## ACTIVITY:
Excluding images, repeat the data exactly as given.

--- --- ---

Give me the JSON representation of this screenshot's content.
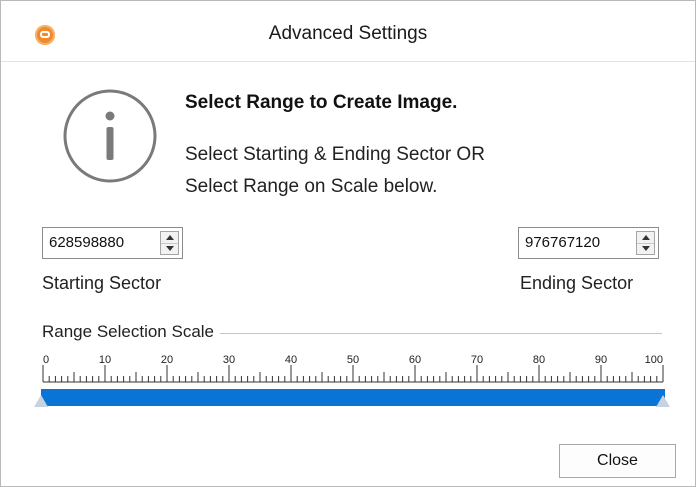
{
  "window": {
    "title": "Advanced Settings",
    "app_icon": "app-logo-icon"
  },
  "info": {
    "icon": "info-icon",
    "heading": "Select Range to Create Image.",
    "message_line1": "Select Starting & Ending Sector OR",
    "message_line2": "Select Range on Scale below."
  },
  "starting_sector": {
    "value": "628598880",
    "label": "Starting Sector"
  },
  "ending_sector": {
    "value": "976767120",
    "label": "Ending Sector"
  },
  "scale": {
    "title": "Range Selection Scale",
    "ticks": [
      "0",
      "10",
      "20",
      "30",
      "40",
      "50",
      "60",
      "70",
      "80",
      "90",
      "100"
    ],
    "range_start_percent": 0,
    "range_end_percent": 100,
    "track_color": "#0a74d6"
  },
  "buttons": {
    "close_label": "Close"
  }
}
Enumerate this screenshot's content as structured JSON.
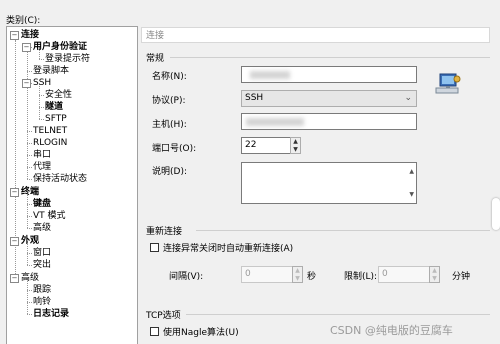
{
  "category_label": "类别(C):",
  "tree": [
    {
      "label": "连接",
      "bold": true
    },
    {
      "label": "用户身份验证",
      "bold": true
    },
    {
      "label": "登录提示符",
      "bold": false
    },
    {
      "label": "登录脚本",
      "bold": false
    },
    {
      "label": "SSH",
      "bold": false
    },
    {
      "label": "安全性",
      "bold": false
    },
    {
      "label": "隧道",
      "bold": true
    },
    {
      "label": "SFTP",
      "bold": false
    },
    {
      "label": "TELNET",
      "bold": false
    },
    {
      "label": "RLOGIN",
      "bold": false
    },
    {
      "label": "串口",
      "bold": false
    },
    {
      "label": "代理",
      "bold": false
    },
    {
      "label": "保持活动状态",
      "bold": false
    },
    {
      "label": "终端",
      "bold": true
    },
    {
      "label": "键盘",
      "bold": true
    },
    {
      "label": "VT 模式",
      "bold": false
    },
    {
      "label": "高级",
      "bold": false
    },
    {
      "label": "外观",
      "bold": true
    },
    {
      "label": "窗口",
      "bold": false
    },
    {
      "label": "突出",
      "bold": false
    },
    {
      "label": "高级",
      "bold": false
    },
    {
      "label": "跟踪",
      "bold": false
    },
    {
      "label": "响铃",
      "bold": false
    },
    {
      "label": "日志记录",
      "bold": true
    }
  ],
  "panel_title": "连接",
  "general": {
    "title": "常规",
    "name_label": "名称(N):",
    "protocol_label": "协议(P):",
    "protocol_value": "SSH",
    "host_label": "主机(H):",
    "host_value": "•••",
    "port_label": "端口号(O):",
    "port_value": "22",
    "desc_label": "说明(D):"
  },
  "reconnect": {
    "title": "重新连接",
    "auto_reconnect_label": "连接异常关闭时自动重新连接(A)",
    "interval_label": "间隔(V):",
    "interval_value": "0",
    "interval_unit": "秒",
    "limit_label": "限制(L):",
    "limit_value": "0",
    "limit_unit": "分钟"
  },
  "tcp": {
    "title": "TCP选项",
    "nagle_label": "使用Nagle算法(U)"
  },
  "watermark": "CSDN @纯电版的豆腐车"
}
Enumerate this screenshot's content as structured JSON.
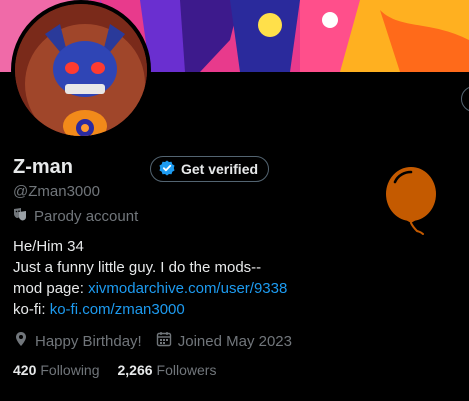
{
  "profile": {
    "display_name": "Z-man",
    "handle": "@Zman3000",
    "verify_label": "Get verified",
    "parody_label": "Parody account",
    "bio": {
      "line1": "He/Him 34",
      "line2": "Just a funny little guy. I do the mods--",
      "modpage_prefix": "mod page: ",
      "modpage_link": "xivmodarchive.com/user/9338",
      "kofi_prefix": "ko-fi: ",
      "kofi_link": "ko-fi.com/zman3000"
    },
    "birthday": "Happy Birthday!",
    "joined": "Joined May 2023",
    "following_count": "420",
    "following_label": "Following",
    "followers_count": "2,266",
    "followers_label": "Followers"
  },
  "icons": {
    "verified": "verified-badge-icon",
    "parody": "theater-masks-icon",
    "location": "location-pin-icon",
    "calendar": "calendar-icon",
    "balloon": "birthday-balloon-icon"
  },
  "colors": {
    "background": "#000000",
    "link": "#1d9bf0",
    "muted": "#71767b",
    "balloon": "#c45a00"
  }
}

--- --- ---

## SOLUTION BELOW:
Give me the JSON representation of this screenshot's content.
{
  "window": {
    "title": "Advanced Settings",
    "app_icon": "app-logo-icon"
  },
  "info": {
    "icon": "info-icon",
    "heading": "Select Range to Create Image.",
    "message_line1": "Select Starting & Ending Sector OR",
    "message_line2": "Select Range on Scale below."
  },
  "starting_sector": {
    "value": "628598880",
    "label": "Starting Sector"
  },
  "ending_sector": {
    "value": "976767120",
    "label": "Ending Sector"
  },
  "scale": {
    "title": "Range Selection Scale",
    "ticks": [
      "0",
      "10",
      "20",
      "30",
      "40",
      "50",
      "60",
      "70",
      "80",
      "90",
      "100"
    ],
    "range_start_percent": 0,
    "range_end_percent": 100,
    "track_color": "#0a74d6"
  },
  "buttons": {
    "close_label": "Close"
  }
}
Enumerate this screenshot's content as structured JSON.
{
  "category_label": "类别(C):",
  "tree": [
    {
      "label": "连接",
      "bold": true
    },
    {
      "label": "用户身份验证",
      "bold": true
    },
    {
      "label": "登录提示符",
      "bold": false
    },
    {
      "label": "登录脚本",
      "bold": false
    },
    {
      "label": "SSH",
      "bold": false
    },
    {
      "label": "安全性",
      "bold": false
    },
    {
      "label": "隧道",
      "bold": true
    },
    {
      "label": "SFTP",
      "bold": false
    },
    {
      "label": "TELNET",
      "bold": false
    },
    {
      "label": "RLOGIN",
      "bold": false
    },
    {
      "label": "串口",
      "bold": false
    },
    {
      "label": "代理",
      "bold": false
    },
    {
      "label": "保持活动状态",
      "bold": false
    },
    {
      "label": "终端",
      "bold": true
    },
    {
      "label": "键盘",
      "bold": true
    },
    {
      "label": "VT 模式",
      "bold": false
    },
    {
      "label": "高级",
      "bold": false
    },
    {
      "label": "外观",
      "bold": true
    },
    {
      "label": "窗口",
      "bold": false
    },
    {
      "label": "突出",
      "bold": false
    },
    {
      "label": "高级",
      "bold": false
    },
    {
      "label": "跟踪",
      "bold": false
    },
    {
      "label": "响铃",
      "bold": false
    },
    {
      "label": "日志记录",
      "bold": true
    }
  ],
  "panel_title": "连接",
  "general": {
    "title": "常规",
    "name_label": "名称(N):",
    "protocol_label": "协议(P):",
    "protocol_value": "SSH",
    "host_label": "主机(H):",
    "host_value": "•••",
    "port_label": "端口号(O):",
    "port_value": "22",
    "desc_label": "说明(D):"
  },
  "reconnect": {
    "title": "重新连接",
    "auto_reconnect_label": "连接异常关闭时自动重新连接(A)",
    "interval_label": "间隔(V):",
    "interval_value": "0",
    "interval_unit": "秒",
    "limit_label": "限制(L):",
    "limit_value": "0",
    "limit_unit": "分钟"
  },
  "tcp": {
    "title": "TCP选项",
    "nagle_label": "使用Nagle算法(U)"
  },
  "watermark": "CSDN @纯电版的豆腐车"
}
Enumerate this screenshot's content as structured JSON.
{
  "profile": {
    "display_name": "Z-man",
    "handle": "@Zman3000",
    "verify_label": "Get verified",
    "parody_label": "Parody account",
    "bio": {
      "line1": "He/Him 34",
      "line2": "Just a funny little guy. I do the mods--",
      "modpage_prefix": "mod page: ",
      "modpage_link": "xivmodarchive.com/user/9338",
      "kofi_prefix": "ko-fi: ",
      "kofi_link": "ko-fi.com/zman3000"
    },
    "birthday": "Happy Birthday!",
    "joined": "Joined May 2023",
    "following_count": "420",
    "following_label": "Following",
    "followers_count": "2,266",
    "followers_label": "Followers"
  },
  "icons": {
    "verified": "verified-badge-icon",
    "parody": "theater-masks-icon",
    "location": "location-pin-icon",
    "calendar": "calendar-icon",
    "balloon": "birthday-balloon-icon"
  },
  "colors": {
    "background": "#000000",
    "link": "#1d9bf0",
    "muted": "#71767b",
    "balloon": "#c45a00"
  }
}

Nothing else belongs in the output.